§ **Exercise brief**: Scan the records below. List lines holding "Setting".

# # #

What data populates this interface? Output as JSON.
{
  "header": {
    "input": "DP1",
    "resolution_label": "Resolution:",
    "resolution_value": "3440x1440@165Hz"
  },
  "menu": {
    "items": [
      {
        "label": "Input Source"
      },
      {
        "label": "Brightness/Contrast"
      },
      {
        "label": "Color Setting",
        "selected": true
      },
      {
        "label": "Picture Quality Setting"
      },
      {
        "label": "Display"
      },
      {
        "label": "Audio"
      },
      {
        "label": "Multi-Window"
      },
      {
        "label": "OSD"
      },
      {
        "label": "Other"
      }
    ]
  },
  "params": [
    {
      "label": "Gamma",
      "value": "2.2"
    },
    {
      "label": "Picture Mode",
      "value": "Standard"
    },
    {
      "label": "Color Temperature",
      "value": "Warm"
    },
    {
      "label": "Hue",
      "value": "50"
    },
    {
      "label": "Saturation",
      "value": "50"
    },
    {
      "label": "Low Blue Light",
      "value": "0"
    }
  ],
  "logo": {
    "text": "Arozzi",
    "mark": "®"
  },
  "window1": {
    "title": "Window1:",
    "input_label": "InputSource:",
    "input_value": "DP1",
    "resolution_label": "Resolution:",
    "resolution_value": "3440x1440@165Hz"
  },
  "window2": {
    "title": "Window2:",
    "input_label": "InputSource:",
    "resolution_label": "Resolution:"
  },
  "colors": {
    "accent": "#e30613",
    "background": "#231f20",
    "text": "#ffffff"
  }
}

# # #

§ **Solution**:
        "label": "Color Setting",
        "label": "Picture Quality Setting"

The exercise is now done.